The section on “Responsible Purchasing Practices,” which begins with the statement “We pledge to align our planning and purchasing practices with our commitment to responsible labor practices,” likewise uses language so broad that it renders this “pledge” meaningless. Compare the Charter’s use of the ambiguous term “align” with the Fair Food Program’s firm requirement that Participating Buyers “only purchase” from Participating Growers in good standing with the Fair Food Program. The difference in language between the Charter and the Fair Food Program is the difference between a document drafted by employers and buyers concerned with avoiding disruptions in sales and supplies, respectively, and one drafted by workers, concerned with avoiding violations of their human rights. Since the Fair Food Program has clearly demonstrated that growers, buyers and workers all thrive under the latter formulation, why would the authors of the Charter feel the need to adopt such a watered-down approach?
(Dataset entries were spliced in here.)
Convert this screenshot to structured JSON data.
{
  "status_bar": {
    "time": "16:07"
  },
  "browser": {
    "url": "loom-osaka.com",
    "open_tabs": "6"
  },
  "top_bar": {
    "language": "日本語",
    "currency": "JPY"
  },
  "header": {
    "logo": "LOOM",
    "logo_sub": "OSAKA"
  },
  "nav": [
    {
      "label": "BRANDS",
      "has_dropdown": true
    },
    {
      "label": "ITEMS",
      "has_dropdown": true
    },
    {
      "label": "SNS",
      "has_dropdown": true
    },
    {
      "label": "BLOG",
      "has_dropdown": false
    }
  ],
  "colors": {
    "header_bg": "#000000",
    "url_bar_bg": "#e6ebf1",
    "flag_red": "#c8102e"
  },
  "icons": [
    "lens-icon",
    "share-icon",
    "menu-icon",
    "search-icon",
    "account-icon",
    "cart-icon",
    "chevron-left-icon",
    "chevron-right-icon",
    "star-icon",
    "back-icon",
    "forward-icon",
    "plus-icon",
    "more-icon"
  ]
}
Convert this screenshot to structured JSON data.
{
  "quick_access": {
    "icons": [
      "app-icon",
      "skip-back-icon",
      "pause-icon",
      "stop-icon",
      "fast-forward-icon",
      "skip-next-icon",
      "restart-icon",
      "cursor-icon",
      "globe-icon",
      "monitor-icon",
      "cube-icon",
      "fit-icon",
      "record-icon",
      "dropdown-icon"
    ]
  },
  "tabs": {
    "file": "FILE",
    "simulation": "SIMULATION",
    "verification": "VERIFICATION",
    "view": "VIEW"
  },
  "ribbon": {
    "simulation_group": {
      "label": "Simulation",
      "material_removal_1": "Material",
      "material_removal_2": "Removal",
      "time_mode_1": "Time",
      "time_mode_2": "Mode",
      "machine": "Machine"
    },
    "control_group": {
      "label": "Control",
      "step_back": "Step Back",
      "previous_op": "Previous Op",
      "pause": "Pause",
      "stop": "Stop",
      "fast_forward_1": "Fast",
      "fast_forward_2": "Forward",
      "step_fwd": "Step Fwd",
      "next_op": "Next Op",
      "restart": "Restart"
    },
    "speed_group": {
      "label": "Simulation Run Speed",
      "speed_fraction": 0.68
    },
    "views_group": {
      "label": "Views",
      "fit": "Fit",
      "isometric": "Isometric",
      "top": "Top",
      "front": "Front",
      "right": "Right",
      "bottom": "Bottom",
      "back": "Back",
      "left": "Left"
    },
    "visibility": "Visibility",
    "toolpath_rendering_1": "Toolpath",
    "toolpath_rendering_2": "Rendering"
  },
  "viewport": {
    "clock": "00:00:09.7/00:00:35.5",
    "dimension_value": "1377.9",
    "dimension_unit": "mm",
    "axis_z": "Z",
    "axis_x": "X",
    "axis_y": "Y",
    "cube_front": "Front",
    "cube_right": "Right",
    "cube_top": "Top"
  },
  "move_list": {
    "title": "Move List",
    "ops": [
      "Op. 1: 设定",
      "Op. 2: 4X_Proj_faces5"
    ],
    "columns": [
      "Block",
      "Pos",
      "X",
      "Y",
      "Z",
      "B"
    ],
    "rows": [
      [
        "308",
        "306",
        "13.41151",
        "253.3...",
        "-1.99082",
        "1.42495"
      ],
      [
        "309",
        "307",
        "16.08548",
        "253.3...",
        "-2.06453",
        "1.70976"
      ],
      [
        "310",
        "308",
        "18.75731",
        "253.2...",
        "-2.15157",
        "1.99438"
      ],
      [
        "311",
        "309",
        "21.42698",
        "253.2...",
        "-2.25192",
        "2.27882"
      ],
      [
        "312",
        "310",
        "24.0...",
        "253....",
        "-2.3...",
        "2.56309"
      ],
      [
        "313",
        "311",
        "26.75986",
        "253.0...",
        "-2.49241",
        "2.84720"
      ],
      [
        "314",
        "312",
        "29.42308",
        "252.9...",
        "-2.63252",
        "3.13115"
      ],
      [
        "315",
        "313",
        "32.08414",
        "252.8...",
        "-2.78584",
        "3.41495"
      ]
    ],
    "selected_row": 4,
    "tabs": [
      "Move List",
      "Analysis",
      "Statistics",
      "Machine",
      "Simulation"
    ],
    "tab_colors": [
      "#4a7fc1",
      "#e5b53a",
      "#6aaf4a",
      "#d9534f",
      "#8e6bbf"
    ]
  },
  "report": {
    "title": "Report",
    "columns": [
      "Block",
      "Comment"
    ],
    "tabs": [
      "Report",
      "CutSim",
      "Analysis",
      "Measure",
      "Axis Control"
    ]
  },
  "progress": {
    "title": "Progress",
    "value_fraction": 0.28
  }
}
In summary, while at least articulating a more modern vision of supply chain accountability, the Charter as it currently stands is hamstrung by the clear lack of industry commitment and worker participation. This lack of worker voice has left the UFPA/PMA initiative with inadequate standards and an absence of any real commitment to compliance, draining it of any potential for bringing about meaningful change absent a significant change of course.
To convert its hopes and expectations into reality, the UFPA and PMA will now have to turn their attention to creating the necessary enforcement mechanisms to ensure success. In response to food borne illnesses, that meant reversing course and accepting federal oversight of food safety, among other monitoring and enforcement regimes. Building a similarly effective program for responsible labor practices will require the authors to move beyond the Charter’s current vaguely-worded promises to an effective set of standards and enforcement mechanisms that harness genuine – informed, empowered, not ornamental — worker participation to accomplish real change and, as the Fair Food Program demonstrates, benefit everyone in the industry.